So for tonight, as I prep for the week ahead, changing my calendar around to create those 30 minute windows of time in my calendar to build energy and creativity, I figured I would share this with all of you. I hope that it helps someone else become a little more effective, or at least not stress about what lies ahead.
It has been a rough week. I counted today the number of meetings on my calendar in the last three days and it was enough to scare anyone. Answer: 20 in three work days. I have another 18 left to accomplish in the next two days. Add onto to this, my little two year old has a double ear infection which led to one night of about 4 hours of sleep. This is also week two of my new workout regimen of CrossFit which is a bit intimidating just by itself.

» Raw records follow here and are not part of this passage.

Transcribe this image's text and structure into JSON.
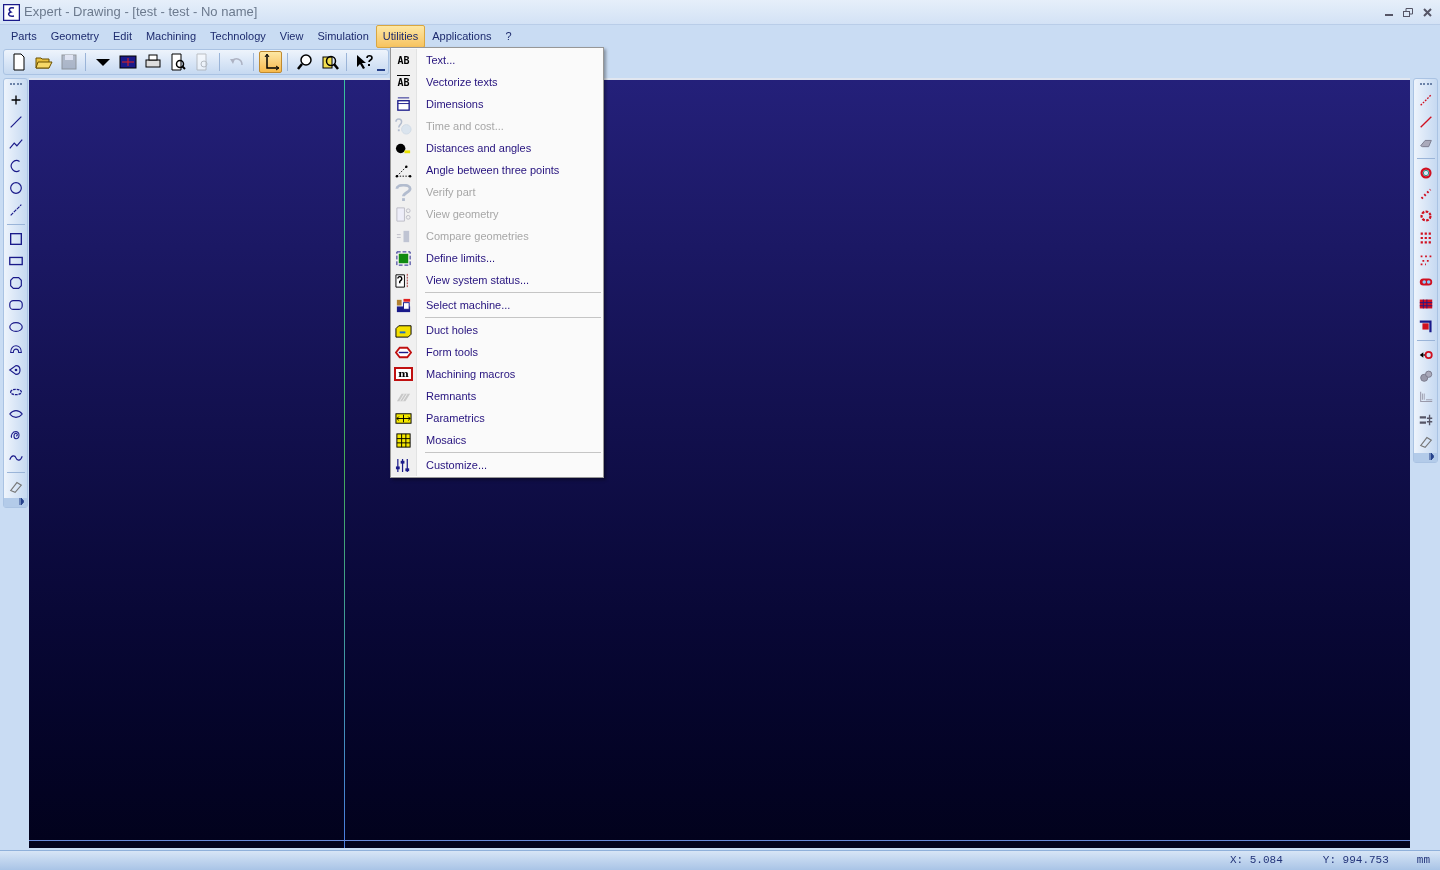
{
  "window": {
    "title": "Expert  - Drawing - [test - test - No name]"
  },
  "menu_bar": [
    {
      "label": "Parts",
      "selected": false
    },
    {
      "label": "Geometry",
      "selected": false
    },
    {
      "label": "Edit",
      "selected": false
    },
    {
      "label": "Machining",
      "selected": false
    },
    {
      "label": "Technology",
      "selected": false
    },
    {
      "label": "View",
      "selected": false
    },
    {
      "label": "Simulation",
      "selected": false
    },
    {
      "label": "Utilities",
      "selected": true
    },
    {
      "label": "Applications",
      "selected": false
    },
    {
      "label": "?",
      "selected": false
    }
  ],
  "toolbar": [
    {
      "kind": "new",
      "pressed": false,
      "disabled": false
    },
    {
      "kind": "open",
      "pressed": false,
      "disabled": false
    },
    {
      "kind": "save",
      "pressed": false,
      "disabled": true
    },
    {
      "kind": "sep"
    },
    {
      "kind": "dropdown",
      "pressed": false,
      "disabled": false
    },
    {
      "kind": "screen",
      "pressed": false,
      "disabled": false
    },
    {
      "kind": "print",
      "pressed": false,
      "disabled": false
    },
    {
      "kind": "preview",
      "pressed": false,
      "disabled": false
    },
    {
      "kind": "setup",
      "pressed": false,
      "disabled": true
    },
    {
      "kind": "sep"
    },
    {
      "kind": "undo",
      "pressed": false,
      "disabled": true
    },
    {
      "kind": "sep"
    },
    {
      "kind": "axes",
      "pressed": true,
      "disabled": false
    },
    {
      "kind": "sep"
    },
    {
      "kind": "zoom",
      "pressed": false,
      "disabled": false
    },
    {
      "kind": "zoomwin",
      "pressed": false,
      "disabled": false
    },
    {
      "kind": "sep"
    },
    {
      "kind": "help",
      "pressed": false,
      "disabled": false
    }
  ],
  "utilities_menu": [
    {
      "label": "Text...",
      "disabled": false,
      "separator_before": false,
      "icon_text": "AB"
    },
    {
      "label": "Vectorize texts",
      "disabled": false,
      "separator_before": false,
      "icon_text": "AB"
    },
    {
      "label": "Dimensions",
      "disabled": false,
      "separator_before": false
    },
    {
      "label": "Time and cost...",
      "disabled": true,
      "separator_before": false
    },
    {
      "label": "Distances and angles",
      "disabled": false,
      "separator_before": false
    },
    {
      "label": "Angle between three points",
      "disabled": false,
      "separator_before": false
    },
    {
      "label": "Verify part",
      "disabled": true,
      "separator_before": false
    },
    {
      "label": "View geometry",
      "disabled": true,
      "separator_before": false
    },
    {
      "label": "Compare geometries",
      "disabled": true,
      "separator_before": false
    },
    {
      "label": "Define limits...",
      "disabled": false,
      "separator_before": false
    },
    {
      "label": "View system status...",
      "disabled": false,
      "separator_before": false
    },
    {
      "label": "Select machine...",
      "disabled": false,
      "separator_before": true
    },
    {
      "label": "Duct holes",
      "disabled": false,
      "separator_before": true
    },
    {
      "label": "Form tools",
      "disabled": false,
      "separator_before": false
    },
    {
      "label": "Machining macros",
      "disabled": false,
      "separator_before": false,
      "icon_text": "m"
    },
    {
      "label": "Remnants",
      "disabled": false,
      "separator_before": false
    },
    {
      "label": "Parametrics",
      "disabled": false,
      "separator_before": false
    },
    {
      "label": "Mosaics",
      "disabled": false,
      "separator_before": false
    },
    {
      "label": "Customize...",
      "disabled": false,
      "separator_before": true
    }
  ],
  "status_bar": {
    "x": "X: 5.084",
    "y": "Y: 994.753",
    "unit": "mm"
  }
}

This is what it means to have it all! Actually, I think it is more like a test of my ability to maintain my energy level. I have always prided myself in having high energy, and dedicating it to whatever I am doing. That said, the last few years have tested me beyond anything I have ever experienced. I have won some weeks and lost some weeks. This week definitely feels like it is stacking up to one that I have lost, so I thought maybe sitting down and writing down a few things that have worked in the past to rebuild my energy would maybe help me to make it a little better.
- Sleep at least 7 hours a night.

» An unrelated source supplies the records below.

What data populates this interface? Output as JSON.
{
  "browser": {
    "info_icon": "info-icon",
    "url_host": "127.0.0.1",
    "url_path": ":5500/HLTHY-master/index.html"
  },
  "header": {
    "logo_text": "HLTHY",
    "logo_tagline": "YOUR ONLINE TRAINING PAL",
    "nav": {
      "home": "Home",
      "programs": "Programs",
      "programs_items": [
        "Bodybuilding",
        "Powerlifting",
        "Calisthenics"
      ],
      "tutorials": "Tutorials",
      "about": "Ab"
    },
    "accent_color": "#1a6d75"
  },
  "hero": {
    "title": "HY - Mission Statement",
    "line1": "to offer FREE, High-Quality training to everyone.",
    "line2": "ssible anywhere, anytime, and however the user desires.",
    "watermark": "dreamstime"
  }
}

- Workout 3-4 times per week, even if it is for 20 minutes.
- Close my office door and take a deep breath at least a few times a day.
- Make a short list each morning (maximum of 1-2 things) in my head on my drive down the canyon of the things I am going to accomplish today and get them done!

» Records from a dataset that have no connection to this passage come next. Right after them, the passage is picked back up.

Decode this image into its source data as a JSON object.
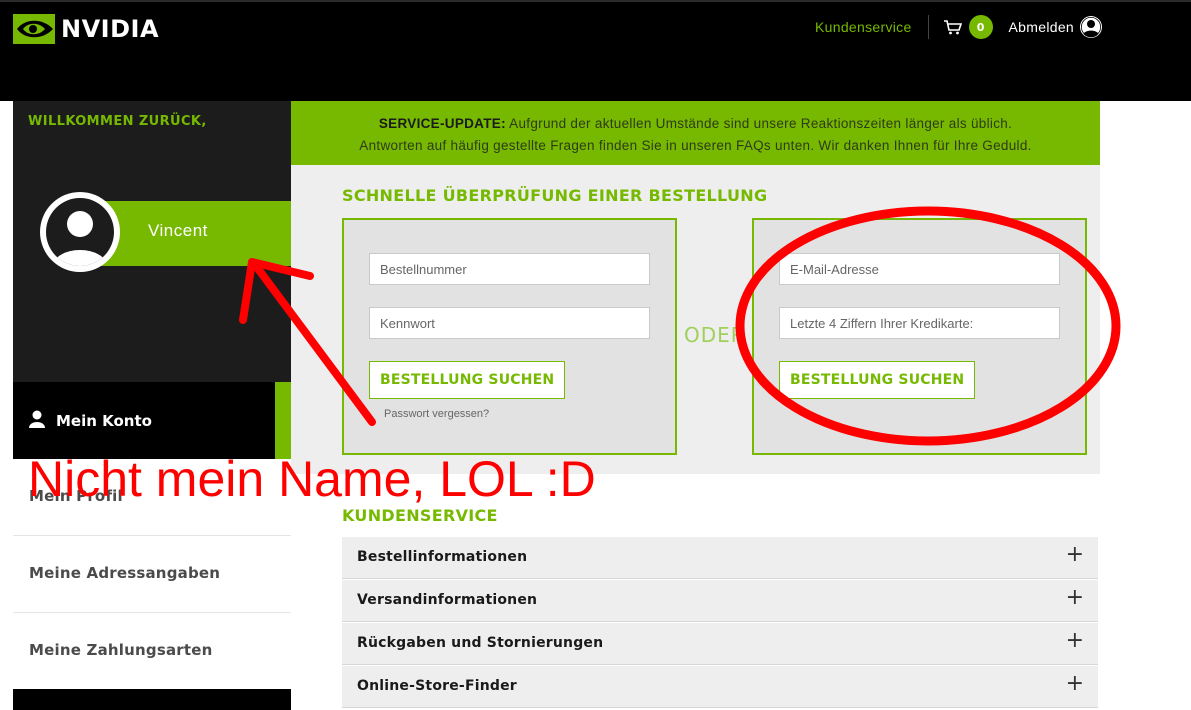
{
  "header": {
    "logo_text": "NVIDIA",
    "customer_service_link": "Kundenservice",
    "cart_count": "0",
    "logout_label": "Abmelden"
  },
  "sidebar": {
    "welcome": "WILLKOMMEN ZURÜCK,",
    "user_name": "Vincent",
    "account_label": "Mein Konto",
    "items": [
      {
        "label": "Mein Profil"
      },
      {
        "label": "Meine Adressangaben"
      },
      {
        "label": "Meine Zahlungsarten"
      }
    ]
  },
  "banner": {
    "bold": "SERVICE-UPDATE:",
    "line1": " Aufgrund der aktuellen Umstände sind unsere Reaktionszeiten länger als üblich.",
    "line2": "Antworten auf häufig gestellte Fragen finden Sie in unseren FAQs unten. Wir danken Ihnen für Ihre Geduld."
  },
  "quick_check": {
    "title": "SCHNELLE ÜBERPRÜFUNG EINER BESTELLUNG",
    "left": {
      "order_number_placeholder": "Bestellnummer",
      "password_placeholder": "Kennwort",
      "button": "BESTELLUNG SUCHEN",
      "forgot_password": "Passwort vergessen?"
    },
    "separator": "ODER",
    "right": {
      "email_placeholder": "E-Mail-Adresse",
      "card_digits_placeholder": "Letzte 4 Ziffern Ihrer Kredikarte:",
      "button": "BESTELLUNG SUCHEN"
    }
  },
  "customer_service": {
    "title": "KUNDENSERVICE",
    "items": [
      {
        "label": "Bestellinformationen"
      },
      {
        "label": "Versandinformationen"
      },
      {
        "label": "Rückgaben und Stornierungen"
      },
      {
        "label": "Online-Store-Finder"
      }
    ]
  },
  "annotation": {
    "text": "Nicht mein Name, LOL :D",
    "color": "#ff0000"
  },
  "colors": {
    "brand_green": "#76b900",
    "header_bg": "#000000",
    "sidebar_bg": "#1c1c1c"
  }
}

- Play with my kids as much as possible and let their endless energy empower me.
- Try to learn something new every day.
- Keep at least 90 minutes of free time on my work calendar.
- Say no to involving myself in at least one things each day.
There is no secret sauce in this, but what I can tell you is that this week I am on track for only about two of these things. Maybe that is why feel like I am holding on for dear life. Let’s use this as my moment of learning for today!
Today at work, I had a hard meeting. While the objective of the meeting was good, and while the person I was meeting with is one of the nicest people that I know and very well intentioned, it was one of the harder encounters that I have had in a long time. This evening, after I got my kids to bed and I am here alone watching stupid television shows on my iPad while typing this blog post….I have been spending some time digesting why I felt like I did.
I think it comes down to one primary thing. The person I met with didn’t ask questions. He led the meeting with an agenda of things to communicate to me based on the perceptions and thoughts that he had about the effectiveness of my team. While helpful in the long run, because he has a lot of great ideas and advice, it made me feel a lot like my opinion didn’t matter. There was a rare moment in what was a long conversation where he asked me what I thought, how I was feeling and what I think we should do, or any question for that matter. It was primarily a one-way conversation.
As I think of how I want to be both as a marketing leader and as a mom, wife, friend, person, this stands out to me as a great learning experience. I want to know how my team, how my kids are thinking about things so that they can share their perspective – and not just broadcast things and communicate things one direction. Easier said than done, but I am hoping that living through today helps me commit to that in my life no matter what the setting.